» **INPUT DATA**:
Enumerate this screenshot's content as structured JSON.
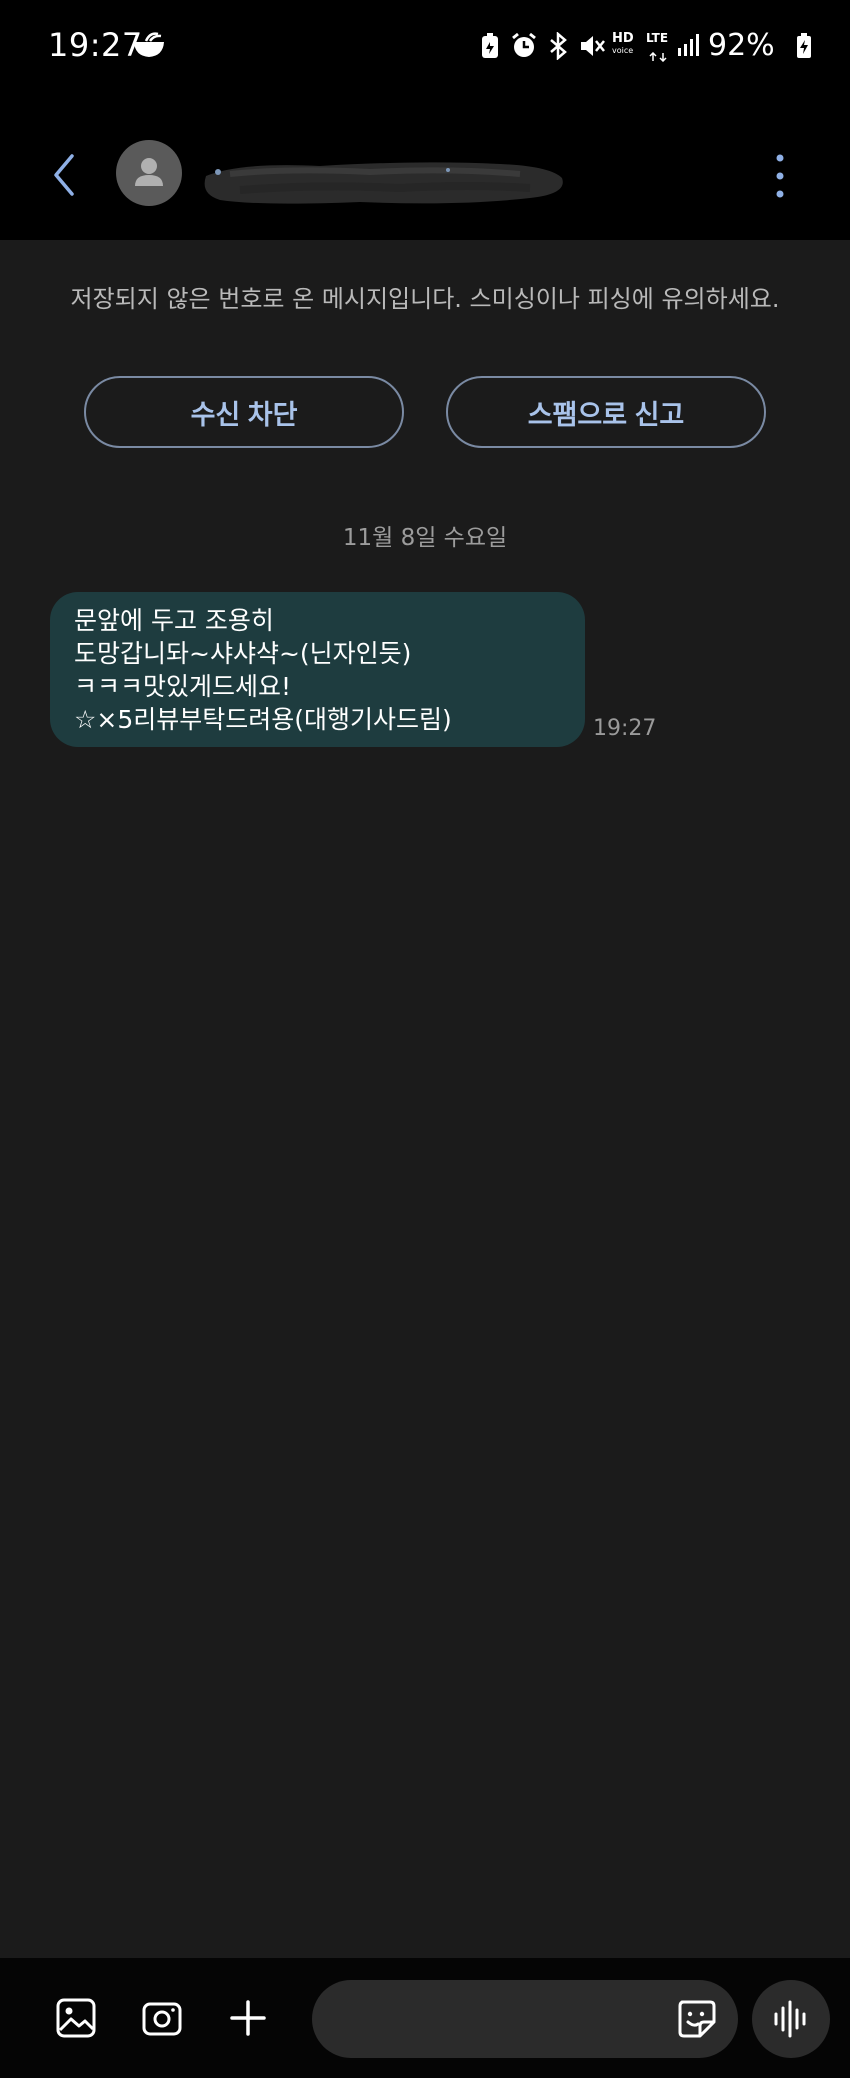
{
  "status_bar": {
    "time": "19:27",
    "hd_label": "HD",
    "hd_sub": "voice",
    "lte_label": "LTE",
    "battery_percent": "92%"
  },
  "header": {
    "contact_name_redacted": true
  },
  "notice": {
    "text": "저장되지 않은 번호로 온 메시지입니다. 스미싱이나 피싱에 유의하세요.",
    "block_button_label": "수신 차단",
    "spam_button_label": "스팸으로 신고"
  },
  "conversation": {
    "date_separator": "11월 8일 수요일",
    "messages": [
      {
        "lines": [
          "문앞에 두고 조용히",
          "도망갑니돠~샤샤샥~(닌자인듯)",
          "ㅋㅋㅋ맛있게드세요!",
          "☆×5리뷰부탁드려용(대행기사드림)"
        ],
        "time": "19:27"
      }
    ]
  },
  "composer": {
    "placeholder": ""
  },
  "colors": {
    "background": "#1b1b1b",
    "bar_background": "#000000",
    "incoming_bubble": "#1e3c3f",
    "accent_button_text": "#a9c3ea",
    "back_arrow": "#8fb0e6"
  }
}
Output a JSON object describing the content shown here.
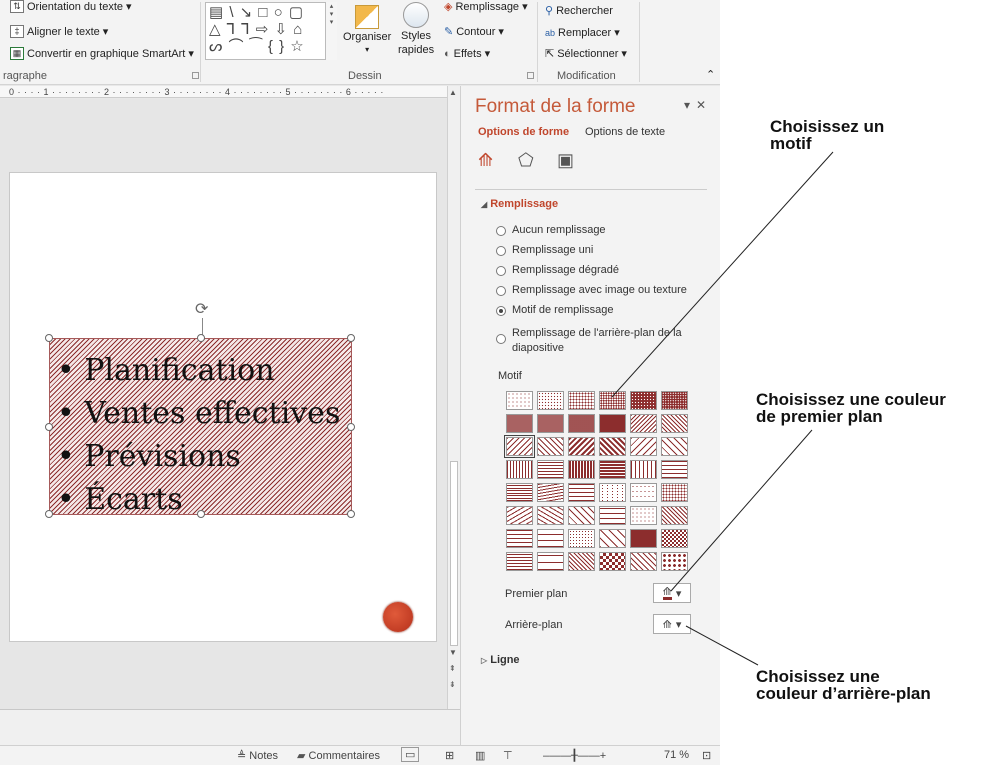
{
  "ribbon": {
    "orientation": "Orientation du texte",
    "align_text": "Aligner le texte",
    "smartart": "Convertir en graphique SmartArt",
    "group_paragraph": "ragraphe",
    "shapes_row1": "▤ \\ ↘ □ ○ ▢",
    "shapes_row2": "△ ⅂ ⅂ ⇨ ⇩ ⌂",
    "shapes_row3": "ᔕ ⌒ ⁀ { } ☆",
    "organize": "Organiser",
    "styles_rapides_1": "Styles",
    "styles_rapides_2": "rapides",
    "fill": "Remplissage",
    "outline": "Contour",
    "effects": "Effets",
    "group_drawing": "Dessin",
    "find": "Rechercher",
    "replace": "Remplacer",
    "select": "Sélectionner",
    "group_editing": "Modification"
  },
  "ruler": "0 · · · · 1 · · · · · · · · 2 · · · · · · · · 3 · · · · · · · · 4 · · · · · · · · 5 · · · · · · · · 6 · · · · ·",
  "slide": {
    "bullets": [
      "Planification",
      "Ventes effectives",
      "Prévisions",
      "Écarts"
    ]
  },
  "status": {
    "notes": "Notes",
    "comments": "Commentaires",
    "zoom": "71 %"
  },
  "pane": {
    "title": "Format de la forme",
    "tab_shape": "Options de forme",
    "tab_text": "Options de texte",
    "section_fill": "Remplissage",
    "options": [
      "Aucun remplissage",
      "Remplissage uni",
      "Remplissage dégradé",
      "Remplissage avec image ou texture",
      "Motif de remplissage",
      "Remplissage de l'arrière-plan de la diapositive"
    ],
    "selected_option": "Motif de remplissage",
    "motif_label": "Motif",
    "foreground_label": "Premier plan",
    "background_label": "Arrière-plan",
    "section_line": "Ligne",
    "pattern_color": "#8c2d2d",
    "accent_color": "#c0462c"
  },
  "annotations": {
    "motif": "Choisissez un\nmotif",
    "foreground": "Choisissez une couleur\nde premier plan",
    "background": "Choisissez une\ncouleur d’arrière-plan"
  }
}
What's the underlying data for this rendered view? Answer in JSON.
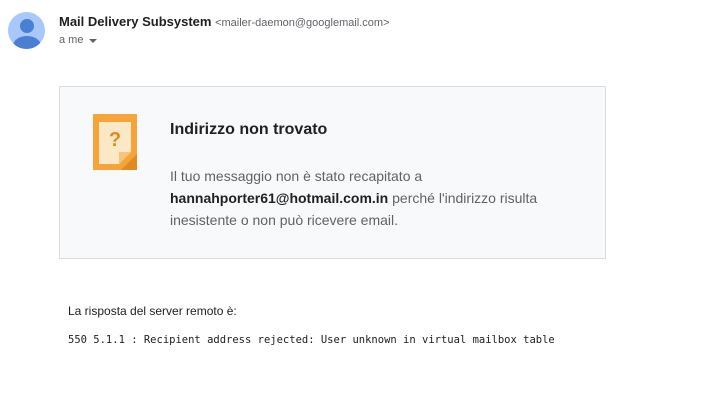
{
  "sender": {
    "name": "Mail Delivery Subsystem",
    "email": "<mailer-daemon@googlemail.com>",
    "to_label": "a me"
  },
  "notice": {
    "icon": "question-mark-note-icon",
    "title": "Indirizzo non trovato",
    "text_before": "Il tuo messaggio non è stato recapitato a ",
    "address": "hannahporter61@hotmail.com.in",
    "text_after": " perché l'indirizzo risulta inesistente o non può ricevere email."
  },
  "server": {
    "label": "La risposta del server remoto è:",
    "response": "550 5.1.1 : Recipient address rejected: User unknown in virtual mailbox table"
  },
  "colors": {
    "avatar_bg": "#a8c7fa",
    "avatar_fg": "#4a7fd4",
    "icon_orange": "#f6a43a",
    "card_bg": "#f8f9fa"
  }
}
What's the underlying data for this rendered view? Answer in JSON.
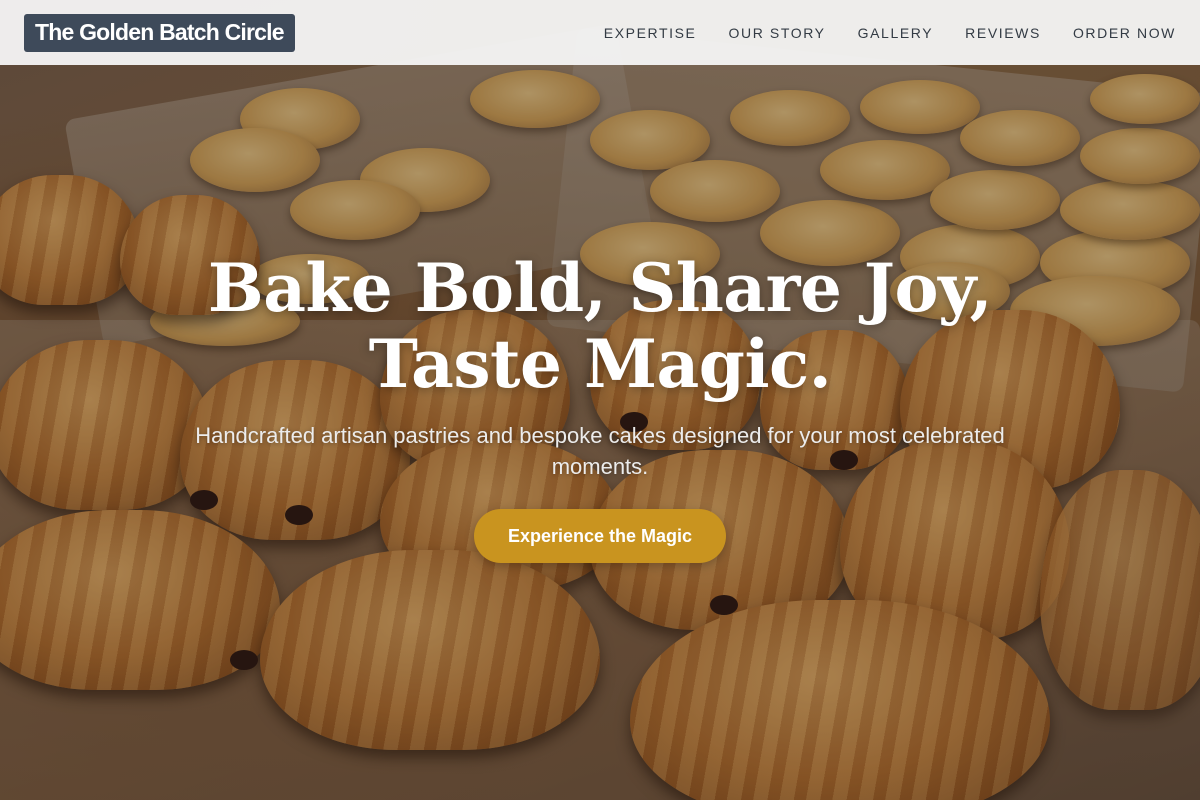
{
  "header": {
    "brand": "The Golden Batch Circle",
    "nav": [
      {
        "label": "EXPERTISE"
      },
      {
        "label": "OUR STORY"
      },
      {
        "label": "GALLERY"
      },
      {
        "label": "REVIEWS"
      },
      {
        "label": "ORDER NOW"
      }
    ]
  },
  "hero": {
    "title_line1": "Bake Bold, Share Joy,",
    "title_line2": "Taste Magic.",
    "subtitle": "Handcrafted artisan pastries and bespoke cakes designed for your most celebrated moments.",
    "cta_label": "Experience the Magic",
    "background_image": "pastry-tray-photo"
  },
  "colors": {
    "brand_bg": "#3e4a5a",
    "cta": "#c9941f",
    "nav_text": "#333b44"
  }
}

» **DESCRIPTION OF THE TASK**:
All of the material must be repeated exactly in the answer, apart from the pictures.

» **RESULT BELOW**:
Enumerate this screenshot's content as structured JSON.
{
  "status_bar": {
    "time": "19:27",
    "hd_label": "HD",
    "hd_sub": "voice",
    "lte_label": "LTE",
    "battery_percent": "92%"
  },
  "header": {
    "contact_name_redacted": true
  },
  "notice": {
    "text": "저장되지 않은 번호로 온 메시지입니다. 스미싱이나 피싱에 유의하세요.",
    "block_button_label": "수신 차단",
    "spam_button_label": "스팸으로 신고"
  },
  "conversation": {
    "date_separator": "11월 8일 수요일",
    "messages": [
      {
        "lines": [
          "문앞에 두고 조용히",
          "도망갑니돠~샤샤샥~(닌자인듯)",
          "ㅋㅋㅋ맛있게드세요!",
          "☆×5리뷰부탁드려용(대행기사드림)"
        ],
        "time": "19:27"
      }
    ]
  },
  "composer": {
    "placeholder": ""
  },
  "colors": {
    "background": "#1b1b1b",
    "bar_background": "#000000",
    "incoming_bubble": "#1e3c3f",
    "accent_button_text": "#a9c3ea",
    "back_arrow": "#8fb0e6"
  }
}
Output a JSON object describing the content shown here.
{
  "ribbon": {
    "orientation": "Orientation du texte",
    "align_text": "Aligner le texte",
    "smartart": "Convertir en graphique SmartArt",
    "group_paragraph": "ragraphe",
    "shapes_row1": "▤ \\ ↘ □ ○ ▢",
    "shapes_row2": "△ ⅂ ⅂ ⇨ ⇩ ⌂",
    "shapes_row3": "ᔕ ⌒ ⁀ { } ☆",
    "organize": "Organiser",
    "styles_rapides_1": "Styles",
    "styles_rapides_2": "rapides",
    "fill": "Remplissage",
    "outline": "Contour",
    "effects": "Effets",
    "group_drawing": "Dessin",
    "find": "Rechercher",
    "replace": "Remplacer",
    "select": "Sélectionner",
    "group_editing": "Modification"
  },
  "ruler": "0 · · · · 1 · · · · · · · · 2 · · · · · · · · 3 · · · · · · · · 4 · · · · · · · · 5 · · · · · · · · 6 · · · · ·",
  "slide": {
    "bullets": [
      "Planification",
      "Ventes effectives",
      "Prévisions",
      "Écarts"
    ]
  },
  "status": {
    "notes": "Notes",
    "comments": "Commentaires",
    "zoom": "71 %"
  },
  "pane": {
    "title": "Format de la forme",
    "tab_shape": "Options de forme",
    "tab_text": "Options de texte",
    "section_fill": "Remplissage",
    "options": [
      "Aucun remplissage",
      "Remplissage uni",
      "Remplissage dégradé",
      "Remplissage avec image ou texture",
      "Motif de remplissage",
      "Remplissage de l'arrière-plan de la diapositive"
    ],
    "selected_option": "Motif de remplissage",
    "motif_label": "Motif",
    "foreground_label": "Premier plan",
    "background_label": "Arrière-plan",
    "section_line": "Ligne",
    "pattern_color": "#8c2d2d",
    "accent_color": "#c0462c"
  },
  "annotations": {
    "motif": "Choisissez un\nmotif",
    "foreground": "Choisissez une couleur\nde premier plan",
    "background": "Choisissez une\ncouleur d’arrière-plan"
  }
}
What's the underlying data for this rendered view? Answer in JSON.
{
  "sender": {
    "name": "Mail Delivery Subsystem",
    "email": "<mailer-daemon@googlemail.com>",
    "to_label": "a me"
  },
  "notice": {
    "icon": "question-mark-note-icon",
    "title": "Indirizzo non trovato",
    "text_before": "Il tuo messaggio non è stato recapitato a ",
    "address": "hannahporter61@hotmail.com.in",
    "text_after": " perché l'indirizzo risulta inesistente o non può ricevere email."
  },
  "server": {
    "label": "La risposta del server remoto è:",
    "response": "550 5.1.1 : Recipient address rejected: User unknown in virtual mailbox table"
  },
  "colors": {
    "avatar_bg": "#a8c7fa",
    "avatar_fg": "#4a7fd4",
    "icon_orange": "#f6a43a",
    "card_bg": "#f8f9fa"
  }
}
What's the underlying data for this rendered view? Answer in JSON.
{
  "header": {
    "brand": "The Golden Batch Circle",
    "nav": [
      {
        "label": "EXPERTISE"
      },
      {
        "label": "OUR STORY"
      },
      {
        "label": "GALLERY"
      },
      {
        "label": "REVIEWS"
      },
      {
        "label": "ORDER NOW"
      }
    ]
  },
  "hero": {
    "title_line1": "Bake Bold, Share Joy,",
    "title_line2": "Taste Magic.",
    "subtitle": "Handcrafted artisan pastries and bespoke cakes designed for your most celebrated moments.",
    "cta_label": "Experience the Magic",
    "background_image": "pastry-tray-photo"
  },
  "colors": {
    "brand_bg": "#3e4a5a",
    "cta": "#c9941f",
    "nav_text": "#333b44"
  }
}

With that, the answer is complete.